This Shabbat started mentally on Friday morning, which is not a work day in Israel, but a day completely free to dedicate to the preparation of the holy Shabbat about to arrive.
For the Friday evening meal, my flatmates have planned to host, so when everyone was up we planned the meal and went shopping. Upon returning we started cooking. I can tell you one thing, when boys cook it's messy. However, I can tell you also that my cooking anxiety has become much better! I offered to cook rice and zucchini muffins, my favorite!
When Shabbat finally arrived, and after the usual rushing before candle lighting, my flatmate Adam and me made our way to a Minyan in a schoolyard not far. We decided to go there, because they take it slow and with a lot of Kavanah. That was exactly what I was looking for. Shortly before Shabbat I was phoning my family and my Mom said that I have to go and see as many Shuls as possible! Definitely a challenge in the face of the global pandemic, but I was up to it and told her that exactly that is the plan! The spot on the schoolyard had a few trees around only one bright light from the back which created a very otherworldly atmosphere - perfect for the welcoming of the Shabbat, meant to be an otherworldly experience in the oasis of time!
As newly moved in member of the household I was given the honor of saying Kidush, which my flatmates and guests said they liked a lot. The guests were from the friend group of my flatmates. From the conversations I caught that they are very active in left activism against the occupation, but the atmosphere didn't fit for a serious conversation, despite that I wanted to know more.
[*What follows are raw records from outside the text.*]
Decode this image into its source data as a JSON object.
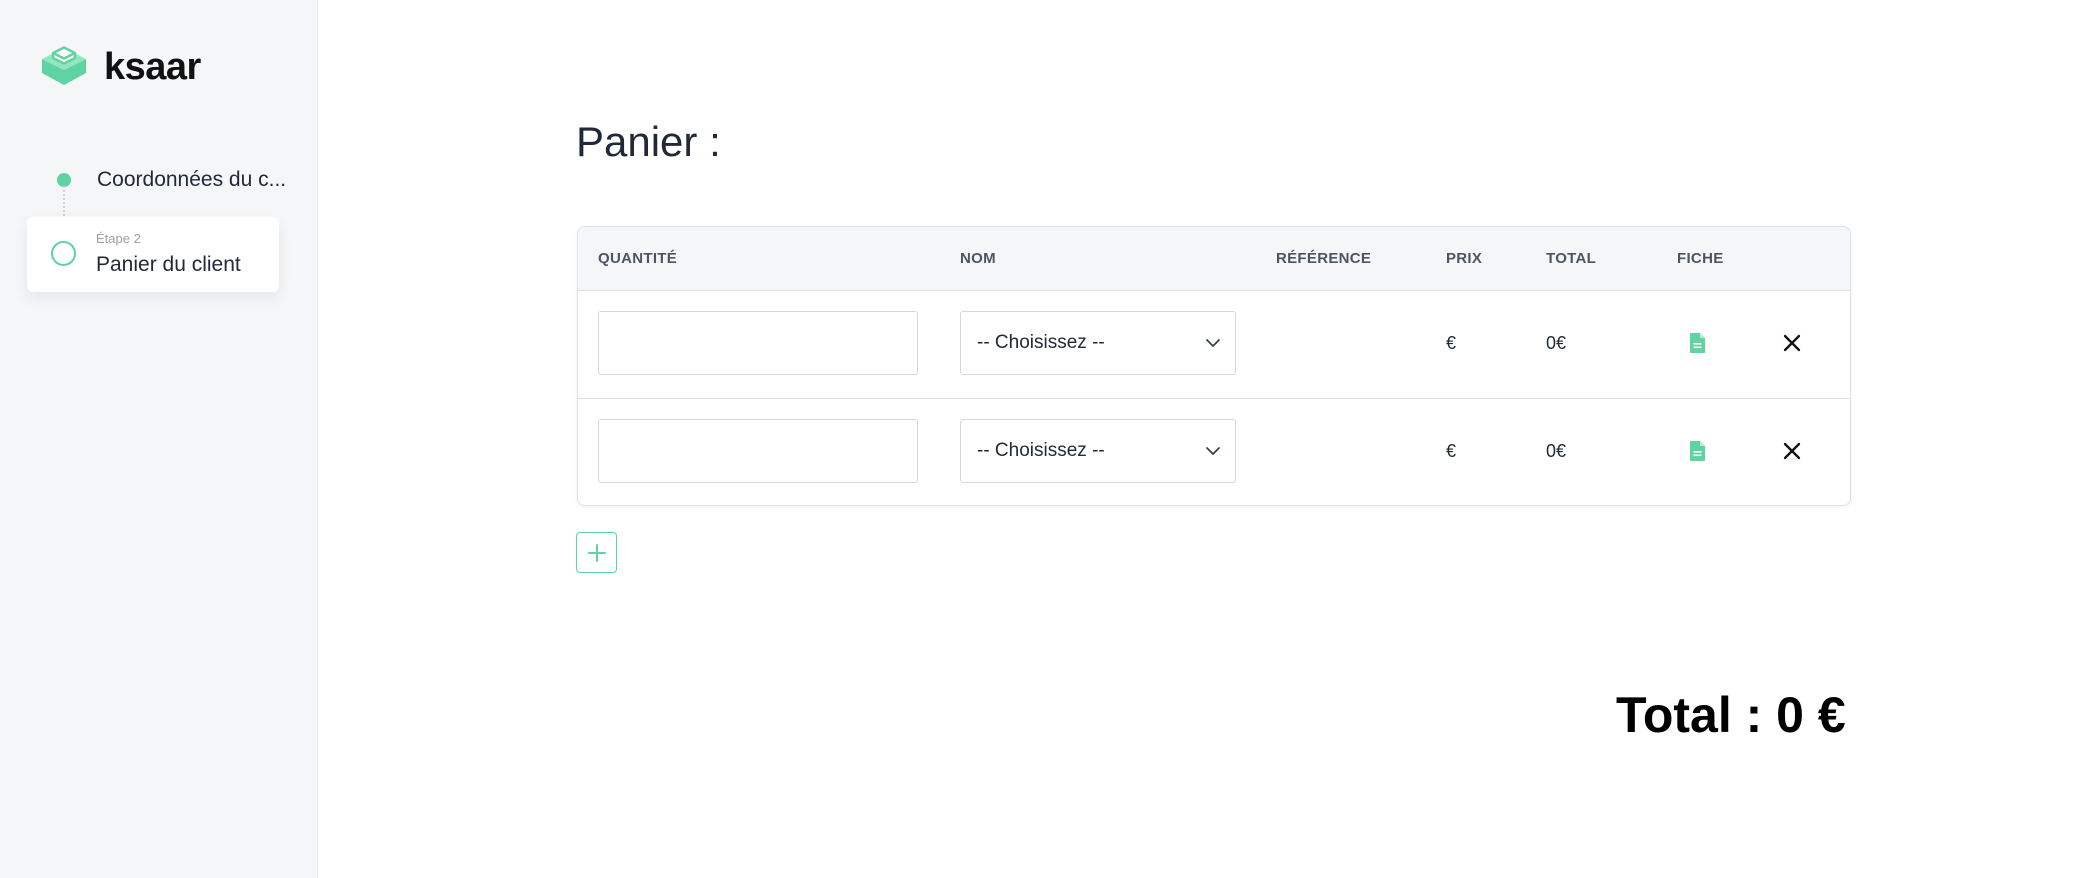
{
  "brand": {
    "name": "ksaar",
    "accent": "#5fd3a0"
  },
  "stepper": {
    "steps": [
      {
        "label": "Coordonnées du c...",
        "status": "completed"
      },
      {
        "kicker": "Étape 2",
        "label": "Panier du client",
        "status": "current"
      }
    ]
  },
  "main": {
    "title": "Panier :",
    "table": {
      "headers": {
        "quantite": "QUANTITÉ",
        "nom": "NOM",
        "reference": "RÉFÉRENCE",
        "prix": "PRIX",
        "total": "TOTAL",
        "fiche": "FICHE"
      },
      "rows": [
        {
          "quantity": "",
          "nom": "-- Choisissez --",
          "reference": "",
          "prix": "€",
          "total": "0€",
          "fiche_icon": "file-icon",
          "remove_icon": "close-icon"
        },
        {
          "quantity": "",
          "nom": "-- Choisissez --",
          "reference": "",
          "prix": "€",
          "total": "0€",
          "fiche_icon": "file-icon",
          "remove_icon": "close-icon"
        }
      ]
    },
    "add_icon": "plus-icon",
    "total": "Total : 0 €"
  }
}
On the other hand I also didn't feel prepared for that kind of conversation, so I decided to just watch and listen and think about it. At one point one of the guests mentioned in a joking manner that Israel being an apartheid state and from then on I felt a little uncomfortable. The tension was loosened, when we started singing Shabbat songs, and as many of you know I love singing! I learned some new tunes and look forward to practicing them further!
For Shul in the morning I had to wake up at 7:30. So far the earliest I have ever waken up on a Shabbat. But it was necessary! The forecast promised a blistering 38 degrees and walking in the morning was still bearable. I was invited for Shabbes lunch at a fellow Pardes student, and she said she will be going to the Shira Chadasha community. I asked Adam what this community was like, and he said they are a partnership minyan. I was very curious to see what that meant. It turned out to be an orthodox mechitza minyan, but with the exception that women are allowed to lead Pesukey D'Zimra, read from and be called to the Torah. A very interesting concept! The singing was wonderful and the Torah was read by youngsters, one girl and two boys. I was positively impressed by the reading skill! I could understand every word, almost no mistakes, and they hit the Cantilations perfectly! After the service there was a very cute welcome celebration to all the newly admitted 1st grades from the community.
Walking to Hannah's apartment in the midday heat was a real challenge. She didn't come to the service, so I had to find my way myself. Luckily I wrote down all the relevant directions to all the places I needed to get on Shabbat. I've done this a few times already when I visited foreign cites and had to navigate the unfamiliar streets on Shabbat.
When I finally found it, I was greeted warmly! She also had invited two other Pardes students. During the meal we talked about being Jewish on American campus and being Jewish in Berlin. After the meal we all sat on the couch and talked about the Jewish landscape between Yeshiva University and JTS (Jewish Theological Seminary), the rabbinical school of the Conservative Judaism. We mentioned places like Hadar, Hebrew College, Maharat and Yeshivat Chovevey Torah. I learned a lot, but I feel like there is still a lot left to understand from that world. Pardes as a pluralistic and non-coercive environment was a novelty in 1972 and I think as that Pardes is a great place for me to get out of the bubbles I was in Berlin completely and venture about the seas of global Judaism myself and hopefully find my place somewhere.
After getting lost on the way home, I finally made it and dropped for a day sleep. I woke up in time to daven Mincha looking at a magnificant sunset, and then we all sat down for a Seudat Shlishit with leftovers and a good deal of singing, my favorite thing to do on Shabbat! In that sense, I got very luck with my flatmates. All of them are deeply committed to their Judaism in their own special way and it is a different kind of empowering my own Judaism, when living together with other Jews who really mean it.
After Havdalah, I sat down to do Chazara (repetition) of my last Talmud class for tomorrow, because Sunday is the first day of the week in Israel! No break, straight back to learning Torah! Layla Tov :)
|Shortly before Shabbat began|